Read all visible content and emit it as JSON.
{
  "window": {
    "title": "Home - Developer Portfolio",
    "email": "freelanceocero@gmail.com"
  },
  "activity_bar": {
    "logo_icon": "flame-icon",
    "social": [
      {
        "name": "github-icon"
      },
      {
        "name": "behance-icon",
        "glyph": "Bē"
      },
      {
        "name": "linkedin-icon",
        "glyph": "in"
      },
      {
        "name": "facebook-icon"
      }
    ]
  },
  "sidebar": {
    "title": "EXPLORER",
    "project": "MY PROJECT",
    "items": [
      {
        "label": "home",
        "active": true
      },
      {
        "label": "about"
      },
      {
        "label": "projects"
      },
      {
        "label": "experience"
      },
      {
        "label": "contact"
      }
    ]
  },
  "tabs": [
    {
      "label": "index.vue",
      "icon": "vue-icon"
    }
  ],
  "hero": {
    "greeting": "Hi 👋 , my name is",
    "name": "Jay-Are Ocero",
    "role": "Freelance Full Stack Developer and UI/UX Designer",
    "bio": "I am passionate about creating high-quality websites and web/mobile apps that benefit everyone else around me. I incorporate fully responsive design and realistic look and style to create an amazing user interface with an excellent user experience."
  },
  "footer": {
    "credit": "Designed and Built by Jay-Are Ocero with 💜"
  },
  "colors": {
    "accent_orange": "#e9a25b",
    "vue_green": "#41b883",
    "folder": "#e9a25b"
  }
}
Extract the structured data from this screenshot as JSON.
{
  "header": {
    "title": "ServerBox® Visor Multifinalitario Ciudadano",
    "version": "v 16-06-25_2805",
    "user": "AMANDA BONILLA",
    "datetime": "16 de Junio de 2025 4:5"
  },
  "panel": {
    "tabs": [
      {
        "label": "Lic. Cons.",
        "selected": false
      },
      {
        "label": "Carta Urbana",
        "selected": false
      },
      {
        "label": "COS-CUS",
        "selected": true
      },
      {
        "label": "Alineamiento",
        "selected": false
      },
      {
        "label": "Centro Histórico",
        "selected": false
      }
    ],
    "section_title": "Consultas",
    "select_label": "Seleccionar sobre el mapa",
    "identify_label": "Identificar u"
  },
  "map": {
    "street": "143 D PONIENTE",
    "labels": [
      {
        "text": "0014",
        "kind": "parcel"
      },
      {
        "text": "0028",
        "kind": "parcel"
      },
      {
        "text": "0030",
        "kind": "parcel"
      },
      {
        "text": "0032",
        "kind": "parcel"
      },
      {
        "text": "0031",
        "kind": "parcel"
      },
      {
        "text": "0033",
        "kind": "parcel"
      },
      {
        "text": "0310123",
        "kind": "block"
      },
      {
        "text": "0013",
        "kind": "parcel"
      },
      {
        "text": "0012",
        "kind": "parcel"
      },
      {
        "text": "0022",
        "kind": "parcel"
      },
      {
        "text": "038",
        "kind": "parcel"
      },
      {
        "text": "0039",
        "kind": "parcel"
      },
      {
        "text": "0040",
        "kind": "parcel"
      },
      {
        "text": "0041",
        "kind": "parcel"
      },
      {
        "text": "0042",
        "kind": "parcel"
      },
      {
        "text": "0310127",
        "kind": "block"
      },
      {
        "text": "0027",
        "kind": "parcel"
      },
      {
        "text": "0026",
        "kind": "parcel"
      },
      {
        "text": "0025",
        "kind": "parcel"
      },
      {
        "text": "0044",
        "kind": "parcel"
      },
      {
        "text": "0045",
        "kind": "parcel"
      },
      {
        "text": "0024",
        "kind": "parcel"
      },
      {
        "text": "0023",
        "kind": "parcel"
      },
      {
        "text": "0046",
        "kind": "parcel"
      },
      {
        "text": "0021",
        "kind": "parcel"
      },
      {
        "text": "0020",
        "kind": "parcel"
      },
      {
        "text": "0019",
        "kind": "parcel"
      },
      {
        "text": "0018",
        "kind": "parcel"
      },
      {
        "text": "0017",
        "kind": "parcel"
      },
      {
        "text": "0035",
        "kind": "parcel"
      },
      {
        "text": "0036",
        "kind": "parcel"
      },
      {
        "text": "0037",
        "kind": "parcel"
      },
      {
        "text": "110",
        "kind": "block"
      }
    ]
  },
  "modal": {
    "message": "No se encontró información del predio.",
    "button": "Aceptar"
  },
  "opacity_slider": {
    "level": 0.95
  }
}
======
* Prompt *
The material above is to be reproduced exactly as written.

* Solved problem *
Read all visible content and emit it as JSON.
{
  "window": {
    "title": "Home - Developer Portfolio",
    "email": "freelanceocero@gmail.com"
  },
  "activity_bar": {
    "logo_icon": "flame-icon",
    "social": [
      {
        "name": "github-icon"
      },
      {
        "name": "behance-icon",
        "glyph": "Bē"
      },
      {
        "name": "linkedin-icon",
        "glyph": "in"
      },
      {
        "name": "facebook-icon"
      }
    ]
  },
  "sidebar": {
    "title": "EXPLORER",
    "project": "MY PROJECT",
    "items": [
      {
        "label": "home",
        "active": true
      },
      {
        "label": "about"
      },
      {
        "label": "projects"
      },
      {
        "label": "experience"
      },
      {
        "label": "contact"
      }
    ]
  },
  "tabs": [
    {
      "label": "index.vue",
      "icon": "vue-icon"
    }
  ],
  "hero": {
    "greeting": "Hi 👋 , my name is",
    "name": "Jay-Are Ocero",
    "role": "Freelance Full Stack Developer and UI/UX Designer",
    "bio": "I am passionate about creating high-quality websites and web/mobile apps that benefit everyone else around me. I incorporate fully responsive design and realistic look and style to create an amazing user interface with an excellent user experience."
  },
  "footer": {
    "credit": "Designed and Built by Jay-Are Ocero with 💜"
  },
  "colors": {
    "accent_orange": "#e9a25b",
    "vue_green": "#41b883",
    "folder": "#e9a25b"
  }
}
Extract the structured data from this screenshot as JSON.
{
  "header": {
    "title": "ServerBox® Visor Multifinalitario Ciudadano",
    "version": "v 16-06-25_2805",
    "user": "AMANDA BONILLA",
    "datetime": "16 de Junio de 2025 4:5"
  },
  "panel": {
    "tabs": [
      {
        "label": "Lic. Cons.",
        "selected": false
      },
      {
        "label": "Carta Urbana",
        "selected": false
      },
      {
        "label": "COS-CUS",
        "selected": true
      },
      {
        "label": "Alineamiento",
        "selected": false
      },
      {
        "label": "Centro Histórico",
        "selected": false
      }
    ],
    "section_title": "Consultas",
    "select_label": "Seleccionar sobre el mapa",
    "identify_label": "Identificar u"
  },
  "map": {
    "street": "143 D PONIENTE",
    "labels": [
      {
        "text": "0014",
        "kind": "parcel"
      },
      {
        "text": "0028",
        "kind": "parcel"
      },
      {
        "text": "0030",
        "kind": "parcel"
      },
      {
        "text": "0032",
        "kind": "parcel"
      },
      {
        "text": "0031",
        "kind": "parcel"
      },
      {
        "text": "0033",
        "kind": "parcel"
      },
      {
        "text": "0310123",
        "kind": "block"
      },
      {
        "text": "0013",
        "kind": "parcel"
      },
      {
        "text": "0012",
        "kind": "parcel"
      },
      {
        "text": "0022",
        "kind": "parcel"
      },
      {
        "text": "038",
        "kind": "parcel"
      },
      {
        "text": "0039",
        "kind": "parcel"
      },
      {
        "text": "0040",
        "kind": "parcel"
      },
      {
        "text": "0041",
        "kind": "parcel"
      },
      {
        "text": "0042",
        "kind": "parcel"
      },
      {
        "text": "0310127",
        "kind": "block"
      },
      {
        "text": "0027",
        "kind": "parcel"
      },
      {
        "text": "0026",
        "kind": "parcel"
      },
      {
        "text": "0025",
        "kind": "parcel"
      },
      {
        "text": "0044",
        "kind": "parcel"
      },
      {
        "text": "0045",
        "kind": "parcel"
      },
      {
        "text": "0024",
        "kind": "parcel"
      },
      {
        "text": "0023",
        "kind": "parcel"
      },
      {
        "text": "0046",
        "kind": "parcel"
      },
      {
        "text": "0021",
        "kind": "parcel"
      },
      {
        "text": "0020",
        "kind": "parcel"
      },
      {
        "text": "0019",
        "kind": "parcel"
      },
      {
        "text": "0018",
        "kind": "parcel"
      },
      {
        "text": "0017",
        "kind": "parcel"
      },
      {
        "text": "0035",
        "kind": "parcel"
      },
      {
        "text": "0036",
        "kind": "parcel"
      },
      {
        "text": "0037",
        "kind": "parcel"
      },
      {
        "text": "110",
        "kind": "block"
      }
    ]
  },
  "modal": {
    "message": "No se encontró información del predio.",
    "button": "Aceptar"
  },
  "opacity_slider": {
    "level": 0.95
  }
}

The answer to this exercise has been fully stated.